When you agree to work with a buyer’s agent, you have the benefit of someone representing your best interests and negotiating on your behalf. The agent has a fiduciary responsibility and pledges to you loyalty, confidentiality, obedience, accountability, reasonable care, and diligence. These are not just words; you have an agent that helps you through every step of the transaction and puts your interests above everyone else’s, including her own.
Can’t I just call the agent whose name is on the sign in front of the house?
You can call that agent, but you must remember that he/she is representing the seller and will work in the seller’s best interests. The agent can show you the house, and you must either consent to being represented as a Customer (with limited representation) or Multiple Representation. If you choose to be a Customer, you must sign a paper that says that you understand that the Listing Agent is limited in what she may share with you; for example, she cannot discuss price or her seller’s reason for selling. If you want the agent to represent you, both you and the seller must sign papers that you agree to dual representation, and the agent will do his/her best to represent both parties fairly. A third option is that the agent can assign another agent from her broker’s office to represent you, in which case you will have someone else representing you from the same brokerage, and this is still considered Multiple Representation. But my question to you is: Why would you not want to select your own agent who works just for you?
Won’t I get a better deal if I go to the listing agent?
This is a misconception that persists among novice (and even NOT so novice) buyers. Some people think that an agent will talk the seller into accepting a lower offer if that agent has both the buyer and seller because the agent will be getting all the commission. The reality is that the agent may be representing both parties, but the people in control of the final outcome are the seller and the buyer. If the seller doesn’t want to accept your offer, it isn’t going to happen. I have even seen cases where the buyer paid MORE than the asking price, due to pressure they felt during the negotiations. If you, the buyer, don’t want to agree to the terms, it isn’t going to happen either. Wouldn’t you rather have an agent who will negotiate fully on your behalf so that you don’t have to worry about where someone’s allegiance lies? I always liken this to asking people if they would hire the same lawyer to represent them and the “other side” in a law suit.

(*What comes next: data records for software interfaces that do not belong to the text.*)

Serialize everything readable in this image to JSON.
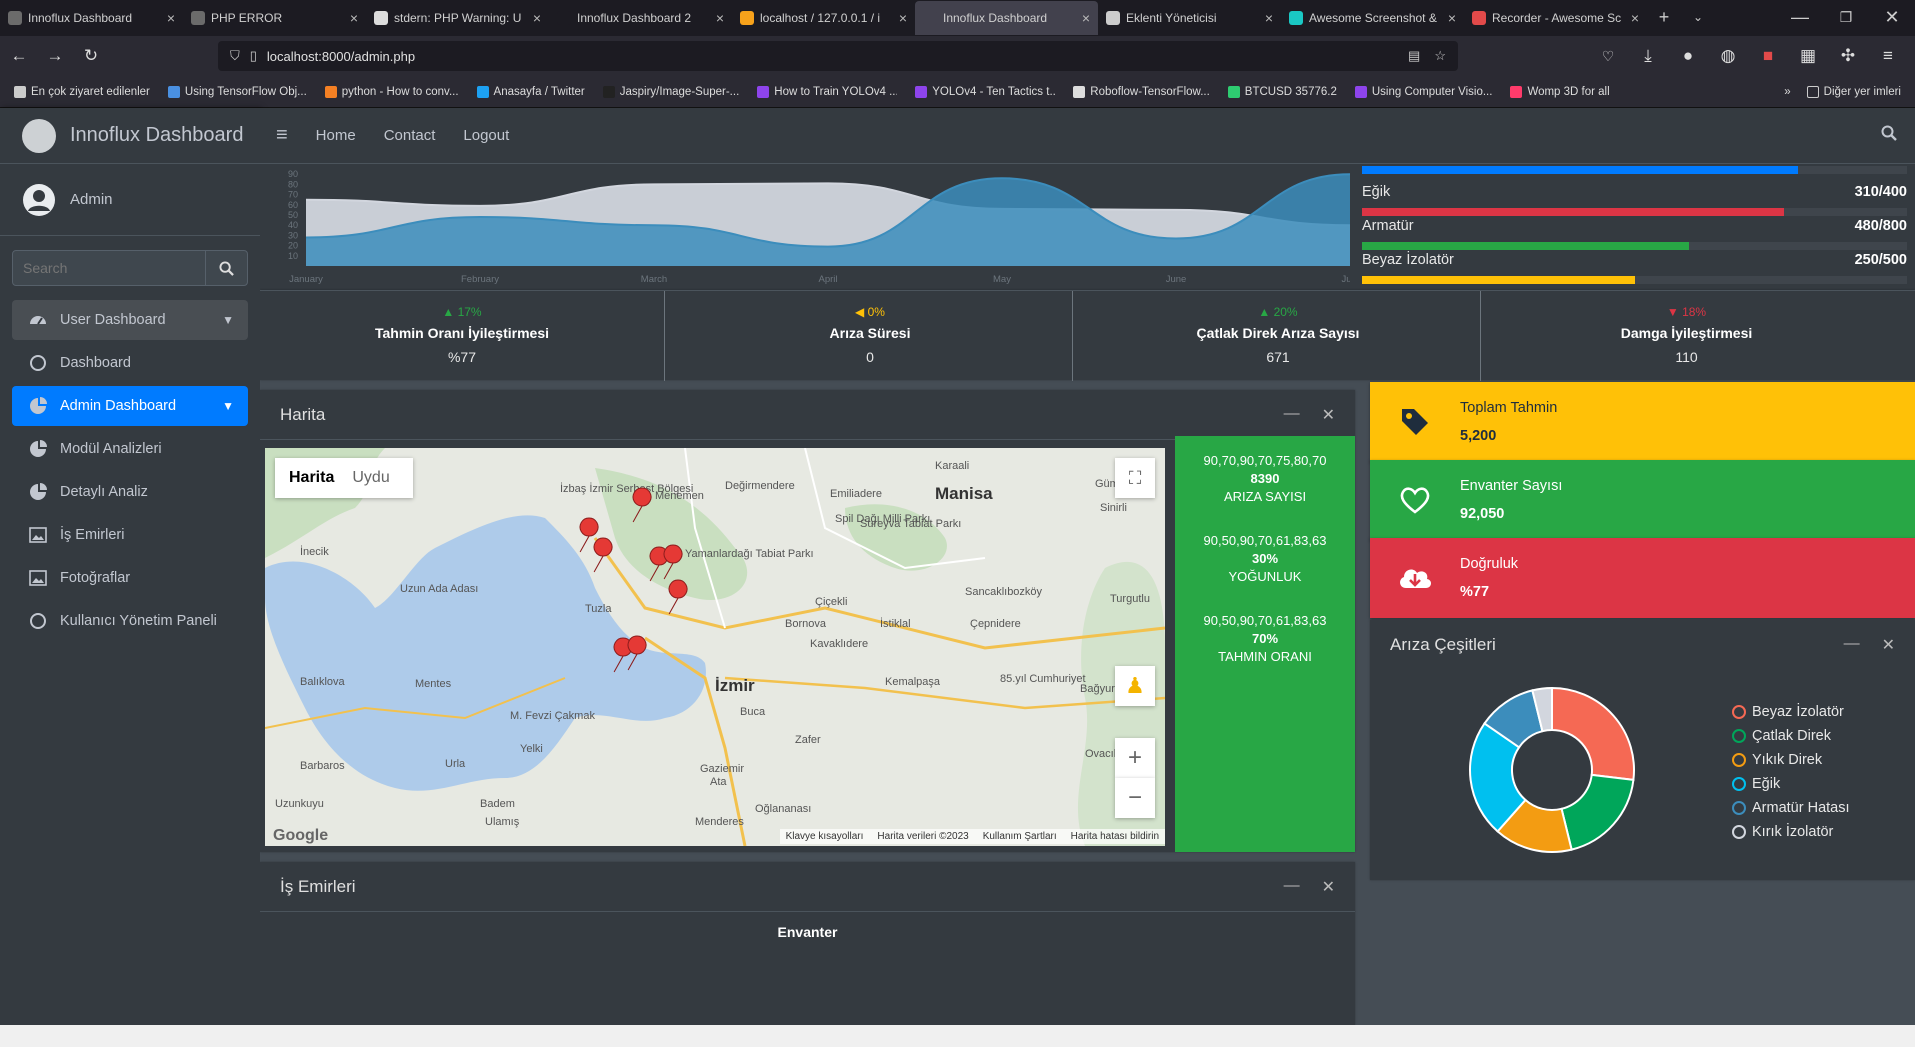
{
  "browser": {
    "tabs": [
      {
        "title": "Innoflux Dashboard",
        "color": "#6b6b6b",
        "active": false
      },
      {
        "title": "PHP ERROR",
        "color": "#6b6b6b",
        "active": false
      },
      {
        "title": "stdern: PHP Warning: U",
        "color": "#dddddd",
        "active": false
      },
      {
        "title": "Innoflux Dashboard 2",
        "color": "#1c1b22",
        "active": false
      },
      {
        "title": "localhost / 127.0.0.1 / i",
        "color": "#f7a21b",
        "active": false
      },
      {
        "title": "Innoflux Dashboard",
        "color": "#42414d",
        "active": true
      },
      {
        "title": "Eklenti Yöneticisi",
        "color": "#cccccc",
        "active": false
      },
      {
        "title": "Awesome Screenshot &",
        "color": "#1ac8c4",
        "active": false
      },
      {
        "title": "Recorder - Awesome Sc",
        "color": "#e24a4a",
        "active": false
      }
    ],
    "url": "localhost:8000/admin.php",
    "bookmarks": [
      {
        "label": "En çok ziyaret edilenler",
        "color": "#cccccc"
      },
      {
        "label": "Using TensorFlow Obj...",
        "color": "#4a90e2"
      },
      {
        "label": "python - How to conv...",
        "color": "#f48024"
      },
      {
        "label": "Anasayfa / Twitter",
        "color": "#1da1f2"
      },
      {
        "label": "Jaspiry/Image-Super-...",
        "color": "#222222"
      },
      {
        "label": "How to Train YOLOv4 ...",
        "color": "#8e44ec"
      },
      {
        "label": "YOLOv4 - Ten Tactics t...",
        "color": "#8e44ec"
      },
      {
        "label": "Roboflow-TensorFlow...",
        "color": "#dddddd"
      },
      {
        "label": "BTCUSD 35776.2",
        "color": "#2ecc71"
      },
      {
        "label": "Using Computer Visio...",
        "color": "#8e44ec"
      },
      {
        "label": "Womp 3D for all",
        "color": "#ff3b6b"
      }
    ],
    "other_bookmarks": "Diğer yer imleri"
  },
  "app": {
    "brand": "Innoflux Dashboard",
    "user": "Admin",
    "search_placeholder": "Search",
    "nav": [
      {
        "label": "User Dashboard",
        "icon": "gauge-icon",
        "state": "open",
        "chevron": true
      },
      {
        "label": "Dashboard",
        "icon": "circle-icon",
        "state": "",
        "chevron": false
      },
      {
        "label": "Admin Dashboard",
        "icon": "pie-chart-icon",
        "state": "active",
        "chevron": true
      },
      {
        "label": "Modül Analizleri",
        "icon": "pie-chart-icon",
        "state": "",
        "chevron": false
      },
      {
        "label": "Detaylı Analiz",
        "icon": "pie-chart-icon",
        "state": "",
        "chevron": false
      },
      {
        "label": "İş Emirleri",
        "icon": "image-icon",
        "state": "",
        "chevron": false
      },
      {
        "label": "Fotoğraflar",
        "icon": "image-icon",
        "state": "",
        "chevron": false
      },
      {
        "label": "Kullanıcı Yönetim Paneli",
        "icon": "circle-icon",
        "state": "",
        "chevron": false
      }
    ],
    "topnav": [
      "Home",
      "Contact",
      "Logout"
    ]
  },
  "chart_data": [
    {
      "type": "area",
      "x": [
        "January",
        "February",
        "March",
        "April",
        "May",
        "June",
        "July"
      ],
      "series": [
        {
          "values": [
            65,
            59,
            80,
            81,
            56,
            55,
            40
          ],
          "color": "#d2d6de"
        },
        {
          "values": [
            28,
            48,
            40,
            19,
            86,
            27,
            90
          ],
          "color": "#3c8dbc"
        }
      ],
      "yticks": [
        "90",
        "80",
        "70",
        "60",
        "50",
        "40",
        "30",
        "20",
        "10"
      ],
      "ylim": [
        0,
        100
      ]
    },
    {
      "type": "pie",
      "title": "Arıza Çeşitleri",
      "labels": [
        "Beyaz İzolatör",
        "Çatlak Direk",
        "Yıkık Direk",
        "Eğik",
        "Armatür Hatası",
        "Kırık İzolatör"
      ],
      "values": [
        700,
        500,
        400,
        600,
        300,
        100
      ],
      "colors": [
        "#f56954",
        "#00a65a",
        "#f39c12",
        "#00c0ef",
        "#3c8dbc",
        "#d2d6de"
      ]
    }
  ],
  "progress": [
    {
      "label": "Eğik",
      "value": "310/400",
      "fraction": 0.775,
      "color": "#dc3545"
    },
    {
      "label": "Armatür",
      "value": "480/800",
      "fraction": 0.6,
      "color": "#28a745"
    },
    {
      "label": "Beyaz İzolatör",
      "value": "250/500",
      "fraction": 0.5,
      "color": "#ffc107"
    }
  ],
  "top_bar_fraction": 0.8,
  "stats": [
    {
      "pct": "▲ 17%",
      "pct_color": "#28a745",
      "label": "Tahmin Oranı İyileştirmesi",
      "value": "%77"
    },
    {
      "pct": "◀ 0%",
      "pct_color": "#ffc107",
      "label": "Arıza Süresi",
      "value": "0"
    },
    {
      "pct": "▲ 20%",
      "pct_color": "#28a745",
      "label": "Çatlak Direk Arıza Sayısı",
      "value": "671"
    },
    {
      "pct": "▼ 18%",
      "pct_color": "#dc3545",
      "label": "Damga İyileştirmesi",
      "value": "110"
    }
  ],
  "map_card": {
    "title": "Harita",
    "map_type_options": [
      "Harita",
      "Uydu"
    ],
    "places": [
      "Manisa",
      "İzmir",
      "Menemen",
      "Tuzla",
      "Buca",
      "Gaziemir",
      "Kemalpaşa",
      "Turgutlu",
      "Sancaklıbozköy",
      "Bornova",
      "Çiçekli",
      "Urla",
      "Balıklova",
      "Barbaros",
      "Uzunkuyu",
      "Yelki",
      "Mentes",
      "İnecik",
      "Badem",
      "Ulamış",
      "Menderes",
      "Ata",
      "Zafer",
      "Oğlananası",
      "Kavaklıdere",
      "İstiklal",
      "Çepnidere",
      "Emiliadere",
      "Değirmendere",
      "Karaali",
      "Sinirli",
      "Gümüldür",
      "Bağyurdu",
      "Ovacık",
      "Spil Dağı Milli Parkı",
      "Yamanlardağı Tabiat Parkı",
      "Sureyva Tabiat Parkı",
      "Uzun Ada Adası",
      "İzbaş İzmir Serbest Bölgesi",
      "85.yıl Cumhuriyet",
      "M. Fevzi Çakmak"
    ],
    "footer": [
      "Google",
      "Klavye kısayolları",
      "Harita verileri ©2023",
      "Kullanım Şartları",
      "Harita hatası bildirin"
    ],
    "stats_panel": [
      {
        "spark": "90,70,90,70,75,80,70",
        "value": "8390",
        "label": "ARIZA SAYISI"
      },
      {
        "spark": "90,50,90,70,61,83,63",
        "value": "30%",
        "label": "YOĞUNLUK"
      },
      {
        "spark": "90,50,90,70,61,83,63",
        "value": "70%",
        "label": "TAHMIN ORANI"
      }
    ]
  },
  "info_boxes": [
    {
      "label": "Toplam Tahmin",
      "value": "5,200",
      "bg": "#ffc107",
      "fg": "#1f2d3d",
      "icon": "tag-icon"
    },
    {
      "label": "Envanter Sayısı",
      "value": "92,050",
      "bg": "#28a745",
      "fg": "#ffffff",
      "icon": "heart-icon"
    },
    {
      "label": "Doğruluk",
      "value": "%77",
      "bg": "#dc3545",
      "fg": "#ffffff",
      "icon": "cloud-download-icon"
    }
  ],
  "work_orders": {
    "title": "İş Emirleri",
    "sub": "Envanter"
  }
}
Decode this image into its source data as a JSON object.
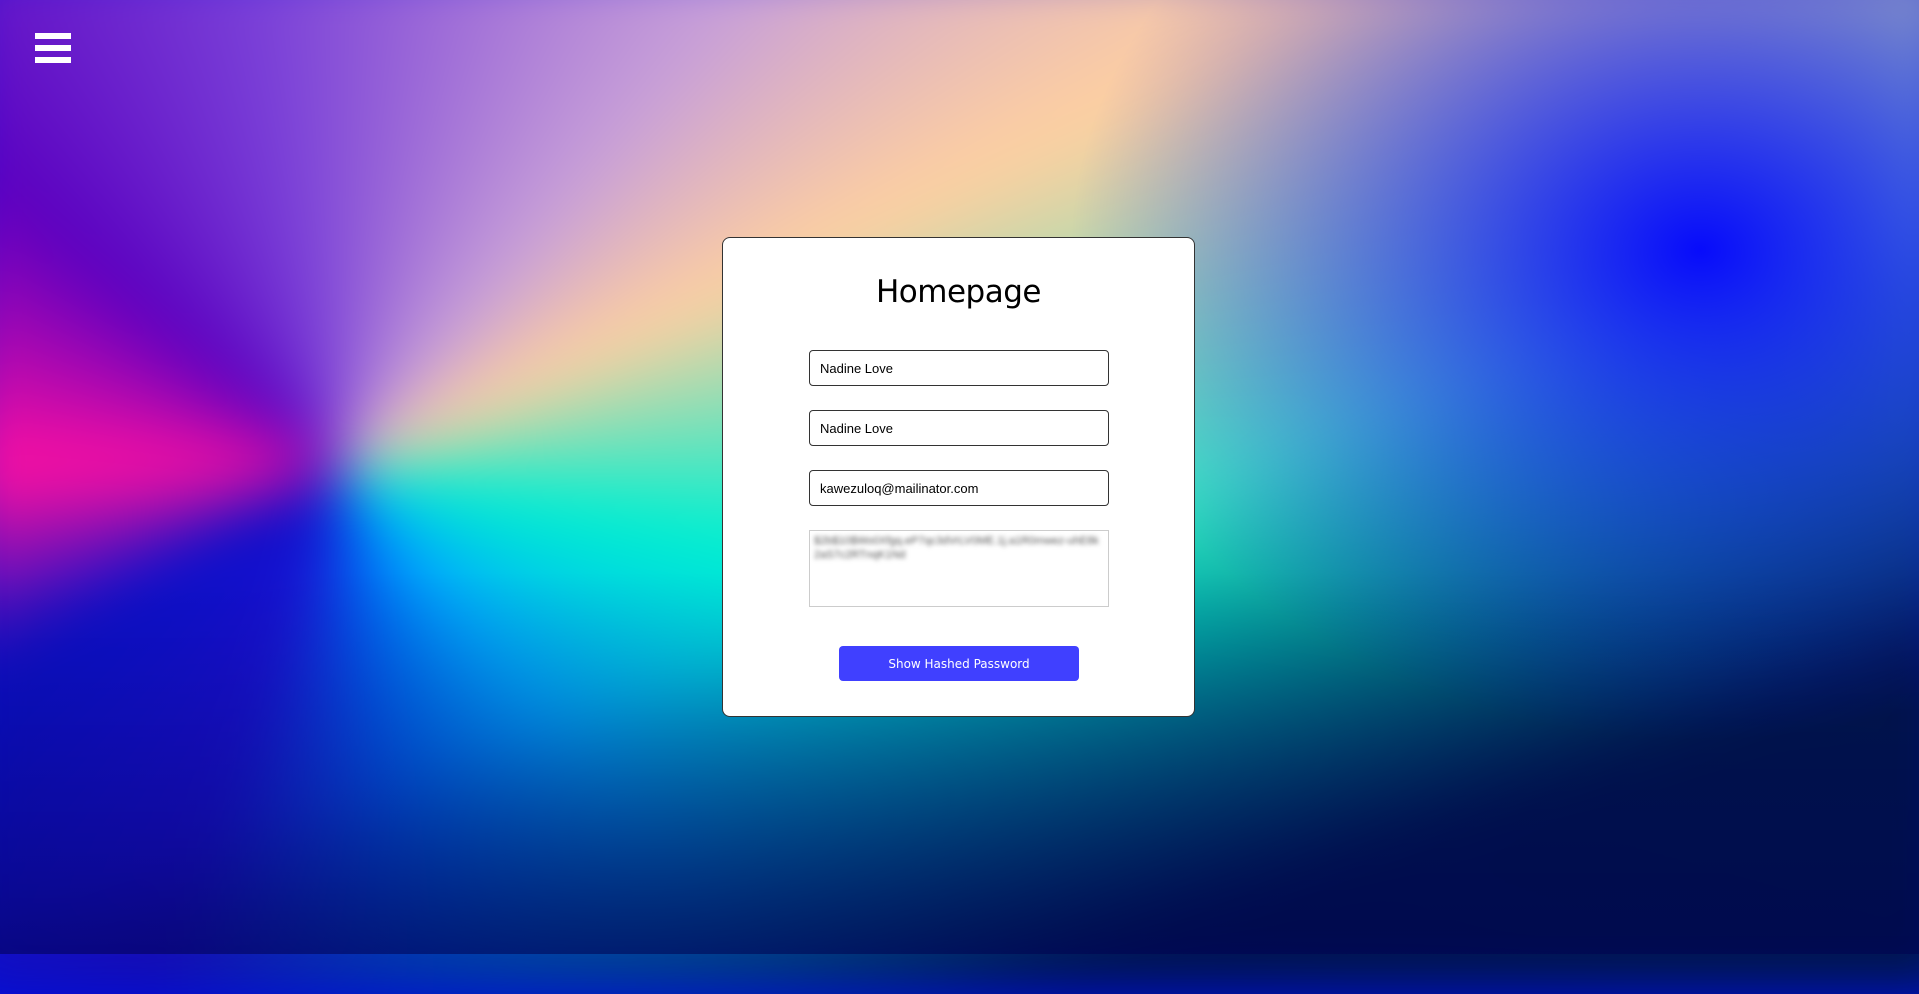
{
  "menu": {
    "icon": "hamburger-menu-icon"
  },
  "card": {
    "title": "Homepage",
    "first_name": "Nadine Love",
    "last_name": "Nadine Love",
    "email": "kawezuloq@mailinator.com",
    "hashed_password_blurred": "$2b$10$Wo0Xfgq.eP7qc3dVrLV0ME.1j.a1R0mwez-uhE8k2aS7c2RTnqK1Nd",
    "button_label": "Show Hashed Password"
  },
  "colors": {
    "accent": "#4040ff"
  }
}
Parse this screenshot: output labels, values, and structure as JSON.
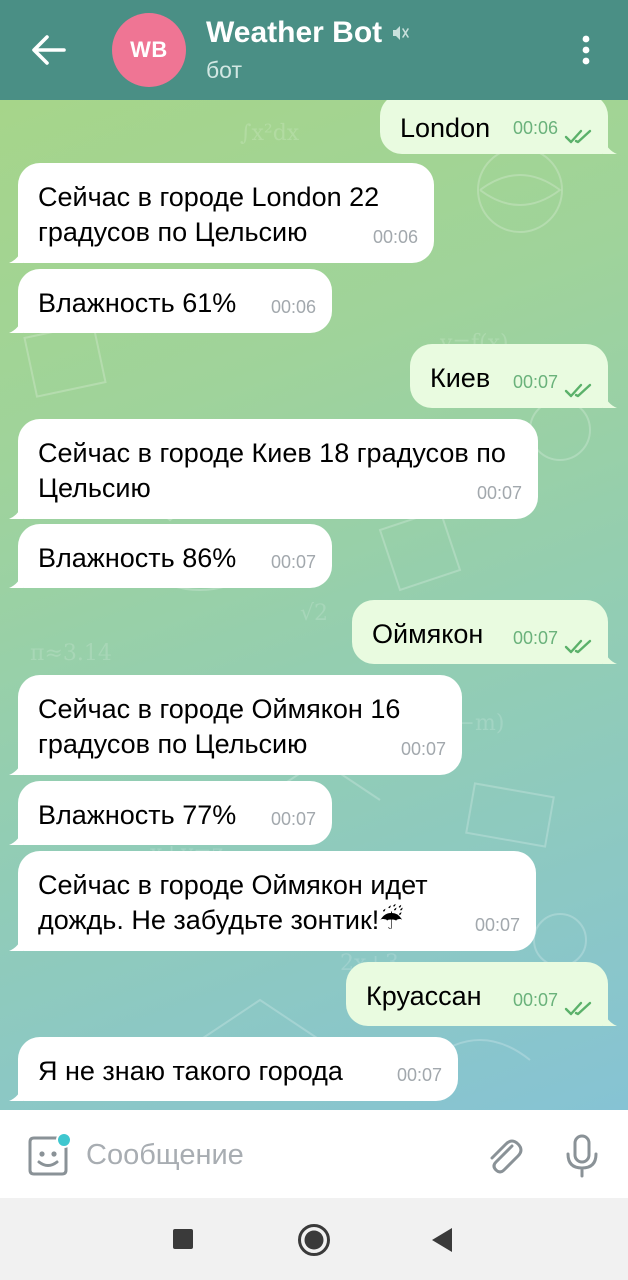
{
  "header": {
    "avatar_initials": "WB",
    "title": "Weather Bot",
    "subtitle": "бот",
    "avatar_color": "#ef7594",
    "bar_color": "#4a8f85"
  },
  "messages": [
    {
      "dir": "out",
      "text": "London",
      "time": "00:06"
    },
    {
      "dir": "in",
      "text": "Сейчас в городе London 22 градусов по Цельсию",
      "time": "00:06"
    },
    {
      "dir": "in",
      "text": "Влажность 61%",
      "time": "00:06"
    },
    {
      "dir": "out",
      "text": "Киев",
      "time": "00:07"
    },
    {
      "dir": "in",
      "text": "Сейчас в городе Киев 18 градусов по Цельсию",
      "time": "00:07"
    },
    {
      "dir": "in",
      "text": "Влажность 86%",
      "time": "00:07"
    },
    {
      "dir": "out",
      "text": "Оймякон",
      "time": "00:07"
    },
    {
      "dir": "in",
      "text": "Сейчас в городе Оймякон 16 градусов по Цельсию",
      "time": "00:07"
    },
    {
      "dir": "in",
      "text": "Влажность 77%",
      "time": "00:07"
    },
    {
      "dir": "in",
      "text": "Сейчас в городе Оймякон идет дождь. Не забудьте зонтик!☔",
      "time": "00:07"
    },
    {
      "dir": "out",
      "text": "Круассан",
      "time": "00:07"
    },
    {
      "dir": "in",
      "text": "Я не знаю такого города",
      "time": "00:07"
    }
  ],
  "input": {
    "placeholder": "Сообщение"
  },
  "icons": [
    "back-arrow-icon",
    "mute-icon",
    "more-vertical-icon",
    "sticker-icon",
    "attach-icon",
    "mic-icon",
    "nav-recents-icon",
    "nav-home-icon",
    "nav-back-icon"
  ]
}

If your answer is “no”, then it should apply here as well, where one agent is looking to get the highest price possible (the listing agent), while the other agent wants the lowest price possible (the buyer’s agent). Their clients’ missions are at complete odds and should be represented exclusively and fairly.
Can you show me properties that aren’t your listings?
Yes! I can show you any property that is listed on MLS. When the sellers list their homes for sale, they agree to pay the buyer’s agent if they sell the home. If you see a property that interests you, just let me know and I will arrange for us to see it.
How much does buyer representation cost?
In 99.9% of the cases, the commission is paid by the seller, so buyer representation costs you nothing. I have never had an instance where a buyer has paid my commission, even with Private Sales or FSBO’s. The buyer representation agreement, however, will spell out that you will be responsible for my commission if the seller does not pay. But two things are important here: First, it is extremely rare; and second, we generally know ahead of time if there are any issues with the commission.
Do I have to sign anything?
Yes, our agreement is called The Buyer Representation Agreement and it outlines what each of our responsibilities are. When we meet, I will go over each section of the agreement so that you understand it, but essentially is says that for a period of time we will work together in an agency relationship and that I will represent you in the purchase of your new home or land. You agree that you will use me exclusively as your agent and will let others know that you have signed a buyer representation agreement. This protects you, me, and other agents by letting them know that we have an exclusive relationship.
How long do I have to sign the agreement for?
The period of time that we are under agreement is negotiable. I want our relationship to be a mutually satisfying one, and I believe that we should both want to work together. For that reason, I encourage you to select a period of time that you feel comfortable with. If you don’t want to sign a long agreement at first, that’s fine with me; there are other options we can explore and assuming all goes as we intend it to, we can always extend it later if we both agree.
Call/email me with any other questions you may have. I can’t WAIT to get started “moving you forward”!